Most of the landscape images were easily recognisable to a tourist, such as myself, and the price tags underneath were so reasonable that they alone held my gaze for another while before the coin dropped. These were Carlas images!
Its really strange, the mice have sold really well which is something I didnt think they would do, especially being down in Cornwall by the coast.
At the other end of the caf, a rack full of colourful postcards with the same motifs, wrapped with envelopes, hung on the wall next to a selection of larger, unframed prints. All signed by Carla Regler, but if I didnt know her and I had just popped in to the caf, I wouldnt have known that the photographer was also the caf owner.
I would probably have assumed that the pictures were supplied by a local artist, and since I always like to buy locally, I would have been very attracted to this assortment of potential souvenirs and keepsakes. This didnt change because I knew the images were Carlas.
But my point is that the entire set-up, from the bright, sea-themed caf with turquoise-blue chairs and a counter stocked with cakes to the enticing art on the walls, works to give the visitor an experience so memorable that theyll want to take something back with them.
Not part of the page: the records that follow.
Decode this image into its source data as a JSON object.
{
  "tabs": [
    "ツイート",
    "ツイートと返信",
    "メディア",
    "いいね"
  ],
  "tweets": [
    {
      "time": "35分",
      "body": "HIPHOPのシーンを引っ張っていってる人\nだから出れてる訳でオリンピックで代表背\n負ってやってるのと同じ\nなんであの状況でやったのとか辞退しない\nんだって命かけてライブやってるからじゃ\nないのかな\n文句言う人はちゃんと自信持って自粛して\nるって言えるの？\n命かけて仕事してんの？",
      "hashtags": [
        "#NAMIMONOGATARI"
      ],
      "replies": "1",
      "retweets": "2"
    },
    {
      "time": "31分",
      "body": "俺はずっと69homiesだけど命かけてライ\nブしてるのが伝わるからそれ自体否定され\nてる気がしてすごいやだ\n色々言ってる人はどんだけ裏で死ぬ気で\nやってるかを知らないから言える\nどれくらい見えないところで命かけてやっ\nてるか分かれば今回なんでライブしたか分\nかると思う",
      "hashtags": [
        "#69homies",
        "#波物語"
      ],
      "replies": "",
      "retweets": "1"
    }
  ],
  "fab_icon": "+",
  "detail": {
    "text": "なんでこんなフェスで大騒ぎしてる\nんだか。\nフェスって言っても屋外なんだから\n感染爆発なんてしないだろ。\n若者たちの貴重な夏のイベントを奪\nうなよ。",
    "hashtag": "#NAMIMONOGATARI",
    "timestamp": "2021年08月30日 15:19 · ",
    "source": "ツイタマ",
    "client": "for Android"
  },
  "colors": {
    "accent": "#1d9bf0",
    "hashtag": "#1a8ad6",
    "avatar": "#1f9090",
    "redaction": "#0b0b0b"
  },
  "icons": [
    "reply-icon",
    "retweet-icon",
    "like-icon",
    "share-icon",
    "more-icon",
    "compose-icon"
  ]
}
The sales potential is obvious.
Id arrived at a quiet time between lunch and dinner, one of those rare moments in Carlas life when she has time for a chat. Her partner, Chris, who is the chef at Seadrift and co-owns the business, emerges from the kitchen with a giant pavlova made with homemade meringues and Cornish clotted cream.
Carla and Chris are in their second year of running Seadrift now, having moved to Porthleven from Wiltshire where they used to run a pub together. But they wanted a business they could truly call their own, a place where they would pay mortgage, not rent. Then one day they discovered what was later to become the Seadrift Caf as they were visiting Carlas parents in Cornwall.
Six months later they had embarked on a thorough refurbishment project to turn the rundown, rotten building they had bought into the bright, airy cafe that it is today.
Every day, when lunch service is over and there is a lull before dinner starts, Carla and Chris take their two dogs, and Carlas camera, out for a walk. My camera bag comes out with me every day, were probably talking a couple of hours. Then we have Sunday night and Monday off, and I spend as much of that time as I can taking pictures. Every Monday we plan something we can do where I can take photographs and Chris can take the dogs for a good walk.
If you count the hours it takes to sleep and eat, there isnt much time left in the day for Carla and Chris; they practically breathe Seadrift, which is also the trading name for the imaging branch of the business, newly launched with a portfolio website of Carlas work, matching the website of the cafe.
Seadrift is manically busy, something Ive already started to notice as the afternoon is replaced by evening and the tables are starting to fill. There are both tourists and locals among the customers who buy the art on the walls. But what sells best, I ask Carla, is it the milky-watered Cornish seascapes or the neatly framed, minimalistic depictions of local wildlife that get people to open their wallets?
Its really strange, the mice have sold really well which is something I didnt think they would do, especially being down in Cornwall by the coast, Carla says. There are also some images of the harbour area that youve seen on the wall, and one of a tin mine by the edge of the water, that has sold really well.
So whats next? Although Chris jokingly says hed like to retire on Carlas income, her plans are a bit more modest. She has just booked a place on another photography course with Jonathan Chritchley for her autumn break and had some pictures exhibited in the local garden centre.
I dont have any future plans. Chris would like to retire on me but thats not going to happen. I really enjoy taking pictures and its a passion in my time outside of the caf, but if I were to do it as a professional, I dont know if I would enjoy it to the same level if I knew I always had to get results and make money of it.
Although Id quite like a small gallery space. The caf is great, but it only has so much space so maybe the future might include looking for the right gallery space somewhere.